## Brief
Give every entry again, exactly.

## Website and app data records
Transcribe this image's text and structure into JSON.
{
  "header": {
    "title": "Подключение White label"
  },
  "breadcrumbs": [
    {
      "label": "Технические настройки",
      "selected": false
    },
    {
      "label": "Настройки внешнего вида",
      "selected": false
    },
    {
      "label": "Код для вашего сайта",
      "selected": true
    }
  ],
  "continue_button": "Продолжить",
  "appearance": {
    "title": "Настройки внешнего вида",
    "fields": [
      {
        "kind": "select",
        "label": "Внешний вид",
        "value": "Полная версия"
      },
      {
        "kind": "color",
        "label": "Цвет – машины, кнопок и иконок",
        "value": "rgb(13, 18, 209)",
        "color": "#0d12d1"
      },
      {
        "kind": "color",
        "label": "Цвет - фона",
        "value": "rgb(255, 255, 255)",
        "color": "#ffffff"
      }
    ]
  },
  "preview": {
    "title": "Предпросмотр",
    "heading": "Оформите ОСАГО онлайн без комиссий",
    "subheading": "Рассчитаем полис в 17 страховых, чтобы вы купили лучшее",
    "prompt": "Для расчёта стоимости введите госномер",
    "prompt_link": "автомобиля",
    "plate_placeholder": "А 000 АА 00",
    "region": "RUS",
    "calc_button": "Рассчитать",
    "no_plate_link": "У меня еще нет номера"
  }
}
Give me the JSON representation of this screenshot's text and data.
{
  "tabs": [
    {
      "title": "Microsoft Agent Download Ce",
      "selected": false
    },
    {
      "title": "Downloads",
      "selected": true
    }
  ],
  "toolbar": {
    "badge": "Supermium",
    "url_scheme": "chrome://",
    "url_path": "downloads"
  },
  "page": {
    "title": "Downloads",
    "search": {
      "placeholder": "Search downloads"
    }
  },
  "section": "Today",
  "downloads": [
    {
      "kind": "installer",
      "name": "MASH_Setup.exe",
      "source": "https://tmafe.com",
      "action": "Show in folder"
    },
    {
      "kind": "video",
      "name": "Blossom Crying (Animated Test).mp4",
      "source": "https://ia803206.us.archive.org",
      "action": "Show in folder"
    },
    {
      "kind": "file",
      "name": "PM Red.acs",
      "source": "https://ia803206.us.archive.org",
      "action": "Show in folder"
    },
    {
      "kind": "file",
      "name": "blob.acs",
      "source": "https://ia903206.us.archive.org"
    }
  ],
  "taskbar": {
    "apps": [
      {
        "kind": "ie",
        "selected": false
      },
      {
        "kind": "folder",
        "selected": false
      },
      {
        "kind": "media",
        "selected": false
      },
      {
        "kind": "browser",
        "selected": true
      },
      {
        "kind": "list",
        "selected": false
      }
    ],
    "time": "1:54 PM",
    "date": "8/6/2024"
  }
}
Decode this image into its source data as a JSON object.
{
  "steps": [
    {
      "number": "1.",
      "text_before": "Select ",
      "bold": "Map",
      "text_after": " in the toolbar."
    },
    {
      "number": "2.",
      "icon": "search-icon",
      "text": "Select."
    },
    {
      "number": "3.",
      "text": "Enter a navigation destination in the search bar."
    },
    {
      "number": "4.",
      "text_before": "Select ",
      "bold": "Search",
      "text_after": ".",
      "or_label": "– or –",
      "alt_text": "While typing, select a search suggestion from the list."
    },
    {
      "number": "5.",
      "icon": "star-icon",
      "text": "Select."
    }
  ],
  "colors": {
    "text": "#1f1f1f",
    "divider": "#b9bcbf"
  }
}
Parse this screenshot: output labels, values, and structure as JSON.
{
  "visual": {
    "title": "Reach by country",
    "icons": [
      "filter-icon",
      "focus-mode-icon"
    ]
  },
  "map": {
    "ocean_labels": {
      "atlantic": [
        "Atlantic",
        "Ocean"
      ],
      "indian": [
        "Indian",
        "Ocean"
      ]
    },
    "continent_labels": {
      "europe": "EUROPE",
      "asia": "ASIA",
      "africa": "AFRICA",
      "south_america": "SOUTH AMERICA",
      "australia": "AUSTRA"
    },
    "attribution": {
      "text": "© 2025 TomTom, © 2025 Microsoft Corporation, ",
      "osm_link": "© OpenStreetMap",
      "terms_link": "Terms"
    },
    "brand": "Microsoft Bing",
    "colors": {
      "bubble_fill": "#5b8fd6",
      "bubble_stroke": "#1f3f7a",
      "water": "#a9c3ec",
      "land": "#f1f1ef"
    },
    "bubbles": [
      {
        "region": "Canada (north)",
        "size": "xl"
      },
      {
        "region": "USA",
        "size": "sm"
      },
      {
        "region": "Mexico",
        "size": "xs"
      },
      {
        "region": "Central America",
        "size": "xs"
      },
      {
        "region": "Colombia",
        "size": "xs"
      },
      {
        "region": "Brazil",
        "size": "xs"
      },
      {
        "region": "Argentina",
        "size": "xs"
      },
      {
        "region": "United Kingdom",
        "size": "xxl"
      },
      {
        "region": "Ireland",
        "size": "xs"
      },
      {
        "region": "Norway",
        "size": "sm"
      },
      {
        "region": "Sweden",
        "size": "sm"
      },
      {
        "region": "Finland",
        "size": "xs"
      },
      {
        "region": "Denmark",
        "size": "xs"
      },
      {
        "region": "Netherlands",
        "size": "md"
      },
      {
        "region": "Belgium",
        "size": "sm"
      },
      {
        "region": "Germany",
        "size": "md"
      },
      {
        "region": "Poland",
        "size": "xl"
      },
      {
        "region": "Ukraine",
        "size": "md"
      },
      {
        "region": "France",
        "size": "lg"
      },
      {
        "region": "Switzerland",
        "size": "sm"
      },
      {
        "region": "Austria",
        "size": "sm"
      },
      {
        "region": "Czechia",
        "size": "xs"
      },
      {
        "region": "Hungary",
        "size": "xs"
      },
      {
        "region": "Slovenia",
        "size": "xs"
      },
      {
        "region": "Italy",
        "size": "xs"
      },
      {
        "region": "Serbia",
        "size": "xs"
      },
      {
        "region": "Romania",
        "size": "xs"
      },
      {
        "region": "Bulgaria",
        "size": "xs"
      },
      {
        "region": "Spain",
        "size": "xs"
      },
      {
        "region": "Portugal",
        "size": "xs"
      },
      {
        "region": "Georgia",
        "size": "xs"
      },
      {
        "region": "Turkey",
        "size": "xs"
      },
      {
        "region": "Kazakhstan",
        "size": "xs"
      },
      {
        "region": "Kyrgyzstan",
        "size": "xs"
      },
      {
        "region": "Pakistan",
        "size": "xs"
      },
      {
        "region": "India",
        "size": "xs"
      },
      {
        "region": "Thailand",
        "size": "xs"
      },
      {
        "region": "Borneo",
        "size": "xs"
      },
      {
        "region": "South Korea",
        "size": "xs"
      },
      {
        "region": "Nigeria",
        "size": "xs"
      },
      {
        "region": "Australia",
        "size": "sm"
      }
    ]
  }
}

## Reply
Transcribe this image's text and structure into JSON.
{
  "header": {
    "title": "Подключение White label"
  },
  "breadcrumbs": [
    {
      "label": "Технические настройки",
      "selected": false
    },
    {
      "label": "Настройки внешнего вида",
      "selected": false
    },
    {
      "label": "Код для вашего сайта",
      "selected": true
    }
  ],
  "continue_button": "Продолжить",
  "appearance": {
    "title": "Настройки внешнего вида",
    "fields": [
      {
        "kind": "select",
        "label": "Внешний вид",
        "value": "Полная версия"
      },
      {
        "kind": "color",
        "label": "Цвет – машины, кнопок и иконок",
        "value": "rgb(13, 18, 209)",
        "color": "#0d12d1"
      },
      {
        "kind": "color",
        "label": "Цвет - фона",
        "value": "rgb(255, 255, 255)",
        "color": "#ffffff"
      }
    ]
  },
  "preview": {
    "title": "Предпросмотр",
    "heading": "Оформите ОСАГО онлайн без комиссий",
    "subheading": "Рассчитаем полис в 17 страховых, чтобы вы купили лучшее",
    "prompt": "Для расчёта стоимости введите госномер",
    "prompt_link": "автомобиля",
    "plate_placeholder": "А 000 АА 00",
    "region": "RUS",
    "calc_button": "Рассчитать",
    "no_plate_link": "У меня еще нет номера"
  }
}
Give me the JSON representation of this screenshot's text and data.
{
  "tabs": [
    {
      "title": "Microsoft Agent Download Ce",
      "selected": false
    },
    {
      "title": "Downloads",
      "selected": true
    }
  ],
  "toolbar": {
    "badge": "Supermium",
    "url_scheme": "chrome://",
    "url_path": "downloads"
  },
  "page": {
    "title": "Downloads",
    "search": {
      "placeholder": "Search downloads"
    }
  },
  "section": "Today",
  "downloads": [
    {
      "kind": "installer",
      "name": "MASH_Setup.exe",
      "source": "https://tmafe.com",
      "action": "Show in folder"
    },
    {
      "kind": "video",
      "name": "Blossom Crying (Animated Test).mp4",
      "source": "https://ia803206.us.archive.org",
      "action": "Show in folder"
    },
    {
      "kind": "file",
      "name": "PM Red.acs",
      "source": "https://ia803206.us.archive.org",
      "action": "Show in folder"
    },
    {
      "kind": "file",
      "name": "blob.acs",
      "source": "https://ia903206.us.archive.org"
    }
  ],
  "taskbar": {
    "apps": [
      {
        "kind": "ie",
        "selected": false
      },
      {
        "kind": "folder",
        "selected": false
      },
      {
        "kind": "media",
        "selected": false
      },
      {
        "kind": "browser",
        "selected": true
      },
      {
        "kind": "list",
        "selected": false
      }
    ],
    "time": "1:54 PM",
    "date": "8/6/2024"
  }
}
Decode this image into its source data as a JSON object.
{
  "steps": [
    {
      "number": "1.",
      "text_before": "Select ",
      "bold": "Map",
      "text_after": " in the toolbar."
    },
    {
      "number": "2.",
      "icon": "search-icon",
      "text": "Select."
    },
    {
      "number": "3.",
      "text": "Enter a navigation destination in the search bar."
    },
    {
      "number": "4.",
      "text_before": "Select ",
      "bold": "Search",
      "text_after": ".",
      "or_label": "– or –",
      "alt_text": "While typing, select a search suggestion from the list."
    },
    {
      "number": "5.",
      "icon": "star-icon",
      "text": "Select."
    }
  ],
  "colors": {
    "text": "#1f1f1f",
    "divider": "#b9bcbf"
  }
}
Parse this screenshot: output labels, values, and structure as JSON.
{
  "visual": {
    "title": "Reach by country",
    "icons": [
      "filter-icon",
      "focus-mode-icon"
    ]
  },
  "map": {
    "ocean_labels": {
      "atlantic": [
        "Atlantic",
        "Ocean"
      ],
      "indian": [
        "Indian",
        "Ocean"
      ]
    },
    "continent_labels": {
      "europe": "EUROPE",
      "asia": "ASIA",
      "africa": "AFRICA",
      "south_america": "SOUTH AMERICA",
      "australia": "AUSTRA"
    },
    "attribution": {
      "text": "© 2025 TomTom, © 2025 Microsoft Corporation, ",
      "osm_link": "© OpenStreetMap",
      "terms_link": "Terms"
    },
    "brand": "Microsoft Bing",
    "colors": {
      "bubble_fill": "#5b8fd6",
      "bubble_stroke": "#1f3f7a",
      "water": "#a9c3ec",
      "land": "#f1f1ef"
    },
    "bubbles": [
      {
        "region": "Canada (north)",
        "size": "xl"
      },
      {
        "region": "USA",
        "size": "sm"
      },
      {
        "region": "Mexico",
        "size": "xs"
      },
      {
        "region": "Central America",
        "size": "xs"
      },
      {
        "region": "Colombia",
        "size": "xs"
      },
      {
        "region": "Brazil",
        "size": "xs"
      },
      {
        "region": "Argentina",
        "size": "xs"
      },
      {
        "region": "United Kingdom",
        "size": "xxl"
      },
      {
        "region": "Ireland",
        "size": "xs"
      },
      {
        "region": "Norway",
        "size": "sm"
      },
      {
        "region": "Sweden",
        "size": "sm"
      },
      {
        "region": "Finland",
        "size": "xs"
      },
      {
        "region": "Denmark",
        "size": "xs"
      },
      {
        "region": "Netherlands",
        "size": "md"
      },
      {
        "region": "Belgium",
        "size": "sm"
      },
      {
        "region": "Germany",
        "size": "md"
      },
      {
        "region": "Poland",
        "size": "xl"
      },
      {
        "region": "Ukraine",
        "size": "md"
      },
      {
        "region": "France",
        "size": "lg"
      },
      {
        "region": "Switzerland",
        "size": "sm"
      },
      {
        "region": "Austria",
        "size": "sm"
      },
      {
        "region": "Czechia",
        "size": "xs"
      },
      {
        "region": "Hungary",
        "size": "xs"
      },
      {
        "region": "Slovenia",
        "size": "xs"
      },
      {
        "region": "Italy",
        "size": "xs"
      },
      {
        "region": "Serbia",
        "size": "xs"
      },
      {
        "region": "Romania",
        "size": "xs"
      },
      {
        "region": "Bulgaria",
        "size": "xs"
      },
      {
        "region": "Spain",
        "size": "xs"
      },
      {
        "region": "Portugal",
        "size": "xs"
      },
      {
        "region": "Georgia",
        "size": "xs"
      },
      {
        "region": "Turkey",
        "size": "xs"
      },
      {
        "region": "Kazakhstan",
        "size": "xs"
      },
      {
        "region": "Kyrgyzstan",
        "size": "xs"
      },
      {
        "region": "Pakistan",
        "size": "xs"
      },
      {
        "region": "India",
        "size": "xs"
      },
      {
        "region": "Thailand",
        "size": "xs"
      },
      {
        "region": "Borneo",
        "size": "xs"
      },
      {
        "region": "South Korea",
        "size": "xs"
      },
      {
        "region": "Nigeria",
        "size": "xs"
      },
      {
        "region": "Australia",
        "size": "sm"
      }
    ]
  }
}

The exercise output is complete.